Sharpest Quotes (displaying: 1 - 26 of 26 quotes )
There is a legend about a bird which sings only once in it's life, more beautifully than any other creature on the face of the earth. From the moment it leaves it's nest, it searches for a thorn tree, and does not rest until it has found one. Then, it impales it's breast on the longest, sharpest thorn. But as it is dying, it rises above it's own agony to outsing the Lark and the Nightingale. The Thornbird pays it's life for that one song, and the whole world stills to listen, and God in his heaven smiles, as it's best is brought only at the cost of great pain; Driven to the thorn with no knowledge of the dying to come.

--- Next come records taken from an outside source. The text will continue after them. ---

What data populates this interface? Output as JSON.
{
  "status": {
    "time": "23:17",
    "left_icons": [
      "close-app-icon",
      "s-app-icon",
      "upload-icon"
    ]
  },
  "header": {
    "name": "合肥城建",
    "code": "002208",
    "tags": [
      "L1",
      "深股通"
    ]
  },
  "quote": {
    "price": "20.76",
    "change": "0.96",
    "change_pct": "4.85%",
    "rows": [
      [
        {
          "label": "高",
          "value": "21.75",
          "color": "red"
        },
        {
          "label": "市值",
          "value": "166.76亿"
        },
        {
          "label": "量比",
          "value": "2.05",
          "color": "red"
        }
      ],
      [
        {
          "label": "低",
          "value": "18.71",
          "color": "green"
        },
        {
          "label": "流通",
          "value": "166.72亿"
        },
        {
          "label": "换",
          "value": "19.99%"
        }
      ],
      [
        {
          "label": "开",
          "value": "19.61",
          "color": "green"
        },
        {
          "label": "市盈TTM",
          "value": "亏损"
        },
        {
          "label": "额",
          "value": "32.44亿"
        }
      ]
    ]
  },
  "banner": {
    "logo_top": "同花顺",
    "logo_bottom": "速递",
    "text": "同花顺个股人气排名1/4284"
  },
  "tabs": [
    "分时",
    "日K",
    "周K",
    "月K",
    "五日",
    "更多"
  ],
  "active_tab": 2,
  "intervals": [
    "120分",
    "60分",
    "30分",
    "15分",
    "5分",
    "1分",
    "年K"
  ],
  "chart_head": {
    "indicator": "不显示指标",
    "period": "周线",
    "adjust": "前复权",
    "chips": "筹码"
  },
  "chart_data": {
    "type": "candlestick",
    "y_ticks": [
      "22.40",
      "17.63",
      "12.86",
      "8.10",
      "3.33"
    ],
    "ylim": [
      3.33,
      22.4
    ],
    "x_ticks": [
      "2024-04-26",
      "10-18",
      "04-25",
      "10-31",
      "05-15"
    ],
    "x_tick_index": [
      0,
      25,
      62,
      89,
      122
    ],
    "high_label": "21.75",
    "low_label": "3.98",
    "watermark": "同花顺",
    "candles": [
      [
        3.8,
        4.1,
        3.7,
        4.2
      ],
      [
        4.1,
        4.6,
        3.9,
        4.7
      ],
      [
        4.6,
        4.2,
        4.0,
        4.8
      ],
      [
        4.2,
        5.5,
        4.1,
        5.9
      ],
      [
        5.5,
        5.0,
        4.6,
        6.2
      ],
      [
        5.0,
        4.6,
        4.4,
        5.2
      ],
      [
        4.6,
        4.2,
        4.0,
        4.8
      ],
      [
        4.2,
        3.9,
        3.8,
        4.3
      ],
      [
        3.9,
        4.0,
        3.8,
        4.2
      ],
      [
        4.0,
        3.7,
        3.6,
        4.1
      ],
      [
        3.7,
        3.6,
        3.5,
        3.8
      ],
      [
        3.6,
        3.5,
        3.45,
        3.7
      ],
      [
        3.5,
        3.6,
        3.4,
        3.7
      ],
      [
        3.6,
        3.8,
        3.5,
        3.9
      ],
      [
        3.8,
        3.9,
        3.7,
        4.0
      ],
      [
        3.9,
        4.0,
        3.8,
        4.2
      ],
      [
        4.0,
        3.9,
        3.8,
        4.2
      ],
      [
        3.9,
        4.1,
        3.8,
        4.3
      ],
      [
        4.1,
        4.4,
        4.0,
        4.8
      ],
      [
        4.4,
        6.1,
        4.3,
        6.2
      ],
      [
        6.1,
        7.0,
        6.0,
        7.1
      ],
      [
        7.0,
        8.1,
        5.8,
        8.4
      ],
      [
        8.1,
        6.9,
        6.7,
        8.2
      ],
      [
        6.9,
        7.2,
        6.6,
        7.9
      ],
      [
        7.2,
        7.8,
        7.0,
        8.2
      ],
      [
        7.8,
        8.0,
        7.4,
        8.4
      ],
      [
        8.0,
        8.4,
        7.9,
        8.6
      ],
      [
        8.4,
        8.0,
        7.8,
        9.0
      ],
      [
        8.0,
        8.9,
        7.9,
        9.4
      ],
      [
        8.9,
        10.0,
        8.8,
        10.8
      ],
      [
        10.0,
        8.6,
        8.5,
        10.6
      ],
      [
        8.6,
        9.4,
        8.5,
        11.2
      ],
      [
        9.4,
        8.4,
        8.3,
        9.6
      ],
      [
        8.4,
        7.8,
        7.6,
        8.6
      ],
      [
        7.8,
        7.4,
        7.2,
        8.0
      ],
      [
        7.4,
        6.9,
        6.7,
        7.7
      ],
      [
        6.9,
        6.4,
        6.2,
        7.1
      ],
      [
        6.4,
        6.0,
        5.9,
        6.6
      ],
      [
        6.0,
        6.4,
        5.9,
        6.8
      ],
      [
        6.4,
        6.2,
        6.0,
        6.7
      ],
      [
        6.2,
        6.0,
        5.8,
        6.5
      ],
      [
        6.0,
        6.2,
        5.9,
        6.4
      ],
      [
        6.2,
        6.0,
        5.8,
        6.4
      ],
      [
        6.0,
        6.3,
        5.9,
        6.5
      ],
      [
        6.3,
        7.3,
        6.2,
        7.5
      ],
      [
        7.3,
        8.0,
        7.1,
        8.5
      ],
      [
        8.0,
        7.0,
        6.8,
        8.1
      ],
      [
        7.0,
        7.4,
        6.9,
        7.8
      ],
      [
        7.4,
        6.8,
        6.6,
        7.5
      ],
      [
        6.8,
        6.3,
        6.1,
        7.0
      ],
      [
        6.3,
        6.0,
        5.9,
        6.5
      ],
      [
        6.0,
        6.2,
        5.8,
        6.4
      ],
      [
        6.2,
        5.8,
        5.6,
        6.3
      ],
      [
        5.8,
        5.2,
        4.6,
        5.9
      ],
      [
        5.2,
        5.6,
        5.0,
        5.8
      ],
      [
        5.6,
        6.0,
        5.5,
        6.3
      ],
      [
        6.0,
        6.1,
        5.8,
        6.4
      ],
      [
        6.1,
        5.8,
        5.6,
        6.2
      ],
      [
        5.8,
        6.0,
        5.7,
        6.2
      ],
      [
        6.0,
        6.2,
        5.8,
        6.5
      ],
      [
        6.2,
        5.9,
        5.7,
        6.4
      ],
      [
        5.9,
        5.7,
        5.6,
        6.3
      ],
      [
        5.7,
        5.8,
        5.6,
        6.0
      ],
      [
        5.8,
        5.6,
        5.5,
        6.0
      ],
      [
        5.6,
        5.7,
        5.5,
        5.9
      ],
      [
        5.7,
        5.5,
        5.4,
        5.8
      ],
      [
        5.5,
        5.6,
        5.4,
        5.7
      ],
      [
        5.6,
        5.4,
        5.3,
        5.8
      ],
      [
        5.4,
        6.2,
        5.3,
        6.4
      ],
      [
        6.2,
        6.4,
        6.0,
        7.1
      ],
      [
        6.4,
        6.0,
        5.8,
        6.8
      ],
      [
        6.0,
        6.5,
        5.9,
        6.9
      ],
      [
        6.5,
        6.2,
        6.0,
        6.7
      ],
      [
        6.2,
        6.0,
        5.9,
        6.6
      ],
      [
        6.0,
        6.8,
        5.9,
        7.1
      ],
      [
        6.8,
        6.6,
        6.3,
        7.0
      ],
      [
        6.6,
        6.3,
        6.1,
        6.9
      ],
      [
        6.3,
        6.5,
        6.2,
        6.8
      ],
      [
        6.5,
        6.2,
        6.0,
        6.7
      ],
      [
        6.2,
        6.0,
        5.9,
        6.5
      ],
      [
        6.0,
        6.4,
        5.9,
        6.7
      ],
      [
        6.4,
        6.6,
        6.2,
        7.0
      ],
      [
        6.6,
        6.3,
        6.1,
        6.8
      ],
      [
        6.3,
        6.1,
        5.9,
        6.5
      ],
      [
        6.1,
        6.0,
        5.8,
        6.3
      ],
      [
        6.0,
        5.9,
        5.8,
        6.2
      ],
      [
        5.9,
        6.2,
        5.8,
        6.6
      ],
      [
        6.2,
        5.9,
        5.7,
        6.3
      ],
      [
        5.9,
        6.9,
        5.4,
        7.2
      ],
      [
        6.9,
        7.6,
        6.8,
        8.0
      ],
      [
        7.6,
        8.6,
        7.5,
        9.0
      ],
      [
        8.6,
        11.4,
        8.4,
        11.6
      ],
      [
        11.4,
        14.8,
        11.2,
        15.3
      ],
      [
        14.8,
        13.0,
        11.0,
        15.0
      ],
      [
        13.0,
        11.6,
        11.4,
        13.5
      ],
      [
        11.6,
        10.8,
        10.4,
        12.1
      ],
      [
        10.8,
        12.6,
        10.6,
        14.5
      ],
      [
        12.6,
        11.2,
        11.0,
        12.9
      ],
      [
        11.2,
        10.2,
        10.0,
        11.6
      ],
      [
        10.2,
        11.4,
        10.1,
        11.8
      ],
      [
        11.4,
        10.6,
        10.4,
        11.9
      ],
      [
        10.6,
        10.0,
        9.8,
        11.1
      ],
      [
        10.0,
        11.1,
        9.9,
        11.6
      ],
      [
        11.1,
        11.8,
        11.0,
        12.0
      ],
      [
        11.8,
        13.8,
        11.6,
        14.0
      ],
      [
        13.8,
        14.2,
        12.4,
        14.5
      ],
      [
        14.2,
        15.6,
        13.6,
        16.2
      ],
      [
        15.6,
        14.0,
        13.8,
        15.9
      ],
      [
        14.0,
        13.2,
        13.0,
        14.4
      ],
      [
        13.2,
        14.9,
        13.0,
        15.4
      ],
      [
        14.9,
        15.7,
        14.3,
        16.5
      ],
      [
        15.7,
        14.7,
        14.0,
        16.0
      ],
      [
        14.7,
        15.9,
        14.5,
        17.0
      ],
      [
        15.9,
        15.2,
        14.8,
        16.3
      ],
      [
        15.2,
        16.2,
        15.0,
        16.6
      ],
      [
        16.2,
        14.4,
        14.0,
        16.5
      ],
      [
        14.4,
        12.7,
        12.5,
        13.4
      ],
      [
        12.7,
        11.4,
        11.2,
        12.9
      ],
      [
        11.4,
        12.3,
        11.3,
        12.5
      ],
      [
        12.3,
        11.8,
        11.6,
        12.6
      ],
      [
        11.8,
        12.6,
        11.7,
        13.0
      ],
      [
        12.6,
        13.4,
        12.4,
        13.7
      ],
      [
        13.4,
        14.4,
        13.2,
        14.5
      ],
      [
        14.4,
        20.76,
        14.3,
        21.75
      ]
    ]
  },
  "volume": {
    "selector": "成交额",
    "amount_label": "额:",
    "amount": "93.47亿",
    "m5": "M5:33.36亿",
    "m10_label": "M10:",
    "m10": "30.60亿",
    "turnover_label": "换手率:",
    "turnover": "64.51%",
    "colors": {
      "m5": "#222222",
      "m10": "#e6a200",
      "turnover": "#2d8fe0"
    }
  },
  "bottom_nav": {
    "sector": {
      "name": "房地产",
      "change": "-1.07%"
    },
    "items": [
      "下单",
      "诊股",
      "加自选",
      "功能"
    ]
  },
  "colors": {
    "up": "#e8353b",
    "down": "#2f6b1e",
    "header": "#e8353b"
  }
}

But when we press the thorn to our breast, we know, we understand.... and still, we do it." ~ Colleen McCullough
I have no idea whether parents can be of help, and I do not blame mine. It was my own affair to come to terms with myself and to find my own way, and like most well-brought-up children, I managed it badly. Everyone goes through this crisis. For the average person this is the point when the demands of his own life come into the sharpest conflict with his environment, when the way forward has to be sought with the bitterest means at his command. Many people experience the dying and rebirth - which is our fate - only this once during their entire life. Their childhood becomes hollow and gradually collapses, everything they love abandons them and they suddenly feel surrounded by the loneliness and mortal cold of the universe. Very many are caught forever in this impasse, and for the rest of their lives cling painfully to an irrevocable past, the dream of the lost paradise - which is the worst and most ruthless of dreams.
There's a story... a legend, about a bird that sings just once in its life. From the moment it leaves its nest, it searches for a thorn tree... and never rests until it's found one. And then it sings... more sweetly than any other creature on the face of the earth. And singing, it impales itself on the longest, sharpest thorn. But, as it dies, it rises above its own agony, to outsing the lark and the nightingale. The thorn bird pays its life for just one song, but the whole world stills to listen, and God in his heaven smiles.
Give me a shot to remember. And you can take all the pain away from me. A kiss and I will surrender. The sharpest lives are the deadliest to lead. A light to burn all the empires. So bright the sun is ashamed to rise and be. And I'm in love with all of those vampires. So you can leave like the sane abandoned me
Venus of Eryx, from her mountain throne, Saw Hades and clasped her swift-winged son, and said: 'Cupid, my child, my warrior, my power, Take those sure shafts with which you conquer all, And shoot your speedy arrows to the heart Of the great god to whom the last lot fell When the three realms were drawn. Your mastery Subdues the gods of heaven and even Jove, Subdues the ocean's deities and him, Even him, who rules the ocean's deities. Why should Hell lag behind? Why not there too Extend your mother's empire and your own....? Then Cupid, guided by his mother, opened His quiver of all his thousand arrows Selected one, the sharpest and the surest, The arrow most obedient to the bow, And bent the pliant horn against his knee And shot the barbed shaft deep in Pluto's heart.
She had never realized any love save love as passion. Such love, though it expends itself in generosity and thoughtfulness, though it give birth to visions and to great poetry, remains among the sharpest expressions of self-interest. Not until it has passed though a long servitude, though its own self-hatred, though mockery, though great doubts, can it take its place among the loyalties. Many who have spent a lifetime in it can tell us less of love than the child that lost a dog yesterday.